An African American running against a white war hero was elected president by a margin of roughly 6 percent. This is an extraordinary event no matter how pollsters slice and dice the returns and no matter how rebuilding Republicans spin the outcome.
We are in for a roller coaster ride now. Rarely if ever has a president come in with such huge hopes and expectations, and rarely with as many pressing issues to confront.
Managing editor Kim Lawton talks more with Pew Forum on Religion and Public Life senior fellow John Green about religious voting patterns on November 4th and the implications for American politics.
Thomas J. Reese, SJ, senior fellow at Georgetown University's Woodstock Theological Center, discusses the Catholic vote and also anticipates how the US Catholic bishops will engage with a new Democratic Congress, a pro-choice president, and a pro-choice Catholic vice-president.
We have a profile today of the great Irish flutist Sir James Galway, talking about what grounds his performances and his life.

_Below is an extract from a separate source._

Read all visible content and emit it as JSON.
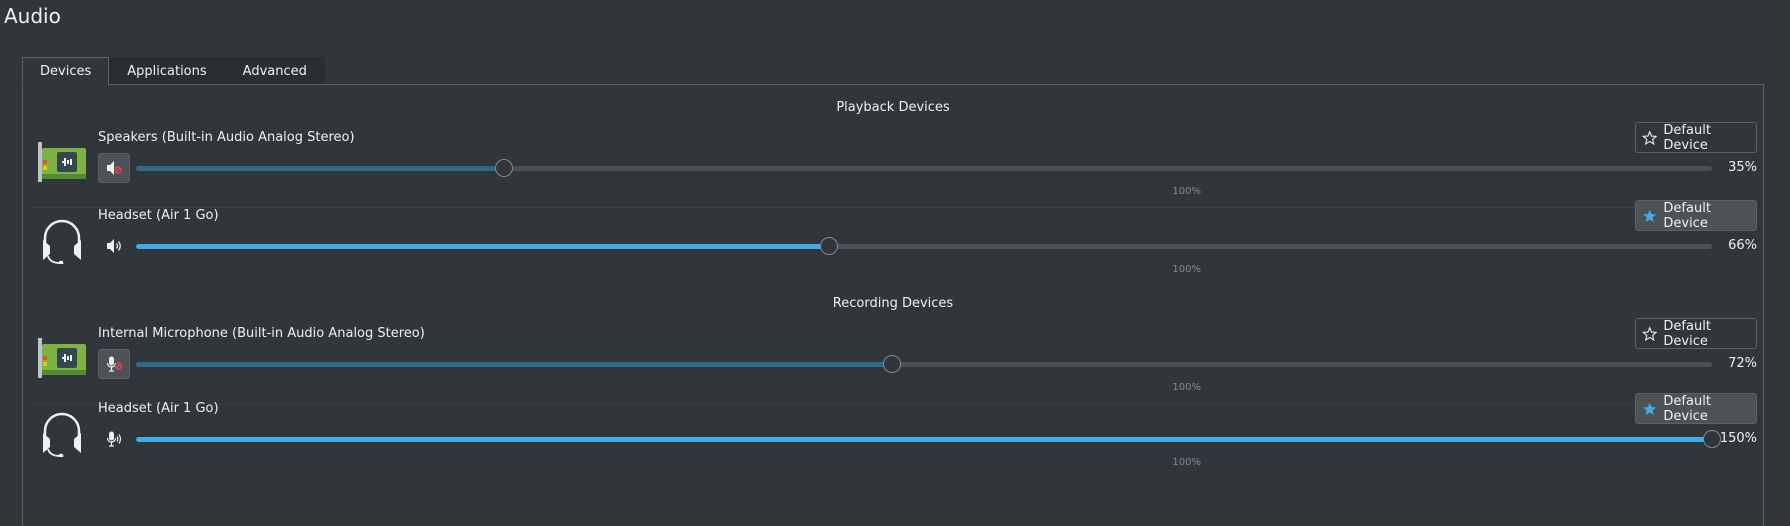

I have never been more proud to be a black man. Because I felt part of something -- a community that did not care that I am a card-carrying Republican, because they knew how I would vote. I would vote for the men and women who gave their lives that this day might come to pass. So when I voted for Barack Obama, I dug deep with no regrets.
The election of President-elect Obama has made a great country even greater, and the world once again looks to America for leadership. All of us are invited to pray for America, the world, and our new president.